Containers are like virtual machines but with relaxed isolation properties. Like a VM, a container has its own properties, such as a file system, CPU, memory and process space. Containers are becoming more popular due to their ability to be created, deployed and integrated quickly across diverse environments.

Future outlook

Kubernetes has recently introduced a stable release of version 1.16, which focuses on resources, volume and metrics.

Even though Google introduced the technology, Kubernetes has major contributors from various corners of the container industry. Anyone can attempt to contribute to the Kubernetes project via one or more Kubernetes special interest groups because it is open source. Top corporations that commit code to the project include Red Hat, Rackspace and IBM.

In the years following Google's release of Kubernetes, companies in the IT vendor landscape have developed support and integrations for the management platform, but work remains. Community members still attempt to fill gaps where vendor integration does not exist with open source tools.

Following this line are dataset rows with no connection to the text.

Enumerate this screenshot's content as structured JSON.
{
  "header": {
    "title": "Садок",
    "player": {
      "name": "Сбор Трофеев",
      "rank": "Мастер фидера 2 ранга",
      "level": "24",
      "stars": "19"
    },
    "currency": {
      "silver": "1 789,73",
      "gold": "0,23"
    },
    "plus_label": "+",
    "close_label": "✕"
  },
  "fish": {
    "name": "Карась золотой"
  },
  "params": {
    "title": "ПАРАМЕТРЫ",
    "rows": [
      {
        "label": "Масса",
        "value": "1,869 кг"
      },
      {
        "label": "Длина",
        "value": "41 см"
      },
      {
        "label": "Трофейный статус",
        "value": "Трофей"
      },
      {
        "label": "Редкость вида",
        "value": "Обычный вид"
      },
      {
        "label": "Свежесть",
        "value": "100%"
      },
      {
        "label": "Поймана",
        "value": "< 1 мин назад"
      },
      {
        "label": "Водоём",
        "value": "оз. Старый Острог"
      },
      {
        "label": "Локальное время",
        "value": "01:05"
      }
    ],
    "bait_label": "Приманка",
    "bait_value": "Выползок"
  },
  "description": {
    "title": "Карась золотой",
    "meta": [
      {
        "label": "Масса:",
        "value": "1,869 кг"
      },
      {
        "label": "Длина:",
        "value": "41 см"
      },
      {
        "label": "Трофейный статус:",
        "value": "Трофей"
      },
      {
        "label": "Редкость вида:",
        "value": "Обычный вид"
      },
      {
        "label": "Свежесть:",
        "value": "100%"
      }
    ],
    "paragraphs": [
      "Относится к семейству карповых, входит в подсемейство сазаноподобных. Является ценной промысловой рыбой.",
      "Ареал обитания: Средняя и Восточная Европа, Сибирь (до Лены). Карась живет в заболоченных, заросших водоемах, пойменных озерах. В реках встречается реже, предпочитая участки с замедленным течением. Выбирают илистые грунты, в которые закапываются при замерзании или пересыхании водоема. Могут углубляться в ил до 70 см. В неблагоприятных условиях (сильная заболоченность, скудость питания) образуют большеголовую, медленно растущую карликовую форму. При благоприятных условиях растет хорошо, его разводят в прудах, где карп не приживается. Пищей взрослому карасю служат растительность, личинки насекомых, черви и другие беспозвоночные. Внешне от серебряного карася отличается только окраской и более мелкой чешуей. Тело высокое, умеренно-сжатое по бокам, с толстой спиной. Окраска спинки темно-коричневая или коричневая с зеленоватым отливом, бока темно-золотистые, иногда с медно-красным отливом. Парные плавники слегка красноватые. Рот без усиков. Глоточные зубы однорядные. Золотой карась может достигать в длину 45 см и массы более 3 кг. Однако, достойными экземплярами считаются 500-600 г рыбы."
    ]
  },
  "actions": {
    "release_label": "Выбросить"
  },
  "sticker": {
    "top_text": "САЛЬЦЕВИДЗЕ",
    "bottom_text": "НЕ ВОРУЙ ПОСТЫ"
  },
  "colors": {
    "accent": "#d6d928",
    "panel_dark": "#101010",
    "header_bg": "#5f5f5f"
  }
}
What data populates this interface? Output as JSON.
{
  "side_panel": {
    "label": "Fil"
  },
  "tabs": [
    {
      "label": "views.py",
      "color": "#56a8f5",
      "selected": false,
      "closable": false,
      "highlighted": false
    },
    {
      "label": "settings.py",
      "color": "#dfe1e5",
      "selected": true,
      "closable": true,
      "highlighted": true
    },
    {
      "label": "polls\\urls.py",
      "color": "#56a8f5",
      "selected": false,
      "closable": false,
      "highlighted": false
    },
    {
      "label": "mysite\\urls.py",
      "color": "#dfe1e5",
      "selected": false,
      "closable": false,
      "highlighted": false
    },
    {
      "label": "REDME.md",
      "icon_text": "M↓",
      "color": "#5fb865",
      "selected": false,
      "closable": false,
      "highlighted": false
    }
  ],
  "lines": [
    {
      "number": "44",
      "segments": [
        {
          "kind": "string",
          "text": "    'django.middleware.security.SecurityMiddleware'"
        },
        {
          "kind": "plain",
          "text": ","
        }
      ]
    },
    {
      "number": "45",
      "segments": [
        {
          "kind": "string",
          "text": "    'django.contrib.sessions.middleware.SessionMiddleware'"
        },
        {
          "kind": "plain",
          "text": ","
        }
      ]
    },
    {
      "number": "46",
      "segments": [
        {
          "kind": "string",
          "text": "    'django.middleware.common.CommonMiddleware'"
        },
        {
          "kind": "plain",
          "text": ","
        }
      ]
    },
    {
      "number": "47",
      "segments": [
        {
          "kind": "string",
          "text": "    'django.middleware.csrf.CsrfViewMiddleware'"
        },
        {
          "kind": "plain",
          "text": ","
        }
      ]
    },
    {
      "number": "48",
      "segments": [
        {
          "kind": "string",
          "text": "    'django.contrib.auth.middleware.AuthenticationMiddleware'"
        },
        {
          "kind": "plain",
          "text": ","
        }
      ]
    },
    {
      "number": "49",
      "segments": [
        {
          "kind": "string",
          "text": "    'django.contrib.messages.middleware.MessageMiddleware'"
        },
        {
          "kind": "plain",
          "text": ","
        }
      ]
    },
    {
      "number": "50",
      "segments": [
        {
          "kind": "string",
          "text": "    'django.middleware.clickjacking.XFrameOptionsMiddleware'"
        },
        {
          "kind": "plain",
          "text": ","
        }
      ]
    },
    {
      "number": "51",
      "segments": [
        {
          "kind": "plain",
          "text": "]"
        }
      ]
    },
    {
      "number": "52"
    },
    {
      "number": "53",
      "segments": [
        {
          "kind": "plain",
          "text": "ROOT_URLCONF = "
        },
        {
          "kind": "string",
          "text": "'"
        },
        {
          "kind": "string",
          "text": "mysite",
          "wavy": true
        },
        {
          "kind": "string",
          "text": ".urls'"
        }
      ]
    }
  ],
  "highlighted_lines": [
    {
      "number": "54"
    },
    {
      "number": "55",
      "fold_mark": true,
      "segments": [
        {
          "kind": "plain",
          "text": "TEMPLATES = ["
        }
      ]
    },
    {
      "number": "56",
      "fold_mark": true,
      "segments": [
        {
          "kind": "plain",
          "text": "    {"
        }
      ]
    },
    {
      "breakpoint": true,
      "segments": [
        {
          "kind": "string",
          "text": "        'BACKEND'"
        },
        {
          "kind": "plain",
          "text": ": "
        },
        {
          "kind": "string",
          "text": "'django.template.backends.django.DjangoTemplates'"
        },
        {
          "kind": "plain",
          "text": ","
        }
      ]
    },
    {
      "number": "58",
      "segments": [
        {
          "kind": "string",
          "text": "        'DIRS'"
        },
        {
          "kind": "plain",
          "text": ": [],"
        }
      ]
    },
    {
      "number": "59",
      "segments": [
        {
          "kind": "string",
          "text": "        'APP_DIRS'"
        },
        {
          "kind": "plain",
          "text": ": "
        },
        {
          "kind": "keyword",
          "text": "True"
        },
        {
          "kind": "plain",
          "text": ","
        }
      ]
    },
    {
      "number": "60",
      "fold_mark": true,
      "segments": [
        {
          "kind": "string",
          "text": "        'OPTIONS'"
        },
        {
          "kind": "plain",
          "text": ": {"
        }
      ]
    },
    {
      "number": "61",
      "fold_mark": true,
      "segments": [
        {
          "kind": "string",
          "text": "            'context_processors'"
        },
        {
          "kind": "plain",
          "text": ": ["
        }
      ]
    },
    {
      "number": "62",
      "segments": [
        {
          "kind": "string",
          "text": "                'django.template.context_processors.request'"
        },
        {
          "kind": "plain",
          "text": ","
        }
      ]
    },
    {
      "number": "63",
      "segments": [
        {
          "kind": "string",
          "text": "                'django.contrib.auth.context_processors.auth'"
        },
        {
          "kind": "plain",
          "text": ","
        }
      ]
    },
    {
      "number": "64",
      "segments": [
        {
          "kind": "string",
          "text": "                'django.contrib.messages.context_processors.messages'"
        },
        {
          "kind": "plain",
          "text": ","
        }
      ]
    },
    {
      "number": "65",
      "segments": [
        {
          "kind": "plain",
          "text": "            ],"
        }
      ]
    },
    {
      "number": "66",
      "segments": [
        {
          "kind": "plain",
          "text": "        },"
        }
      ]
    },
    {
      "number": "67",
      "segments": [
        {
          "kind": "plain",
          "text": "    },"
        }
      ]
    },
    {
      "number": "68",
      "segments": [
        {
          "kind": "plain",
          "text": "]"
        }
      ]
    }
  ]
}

The Cloud Native Computing Foundation (CNCF) -- which also has members such as Docker and Amazon Web Services (AWS) -- hosts Kubernetes. Kubernetes adopters range from cloud-based document management service Box to telecom giant Comcast, as well as enterprises such as SAP's Concur Technologies and startups like Barkly Protects.

This was last updated in November 2019

Continue Reading About Kubernetes

Dig Deeper on IT Ops Implications of Continuous Delivery

Join the conversation

2 comments

Send me notifications when other members comment.

Please create a username to comment.

How has Kubernetes helped your Docker container experience?
Cancel
How has Kubernetes helped your Docker container projects?
Cancel

-ADS BY GOOGLE

File Extensions and File Formats

Powered by:

SearchSoftwareQuality

SearchAppArchitecture

SearchCloudComputing

SearchAWS

TheServerSide.com

SearchDataCenter

SearchServerVirtualization

Close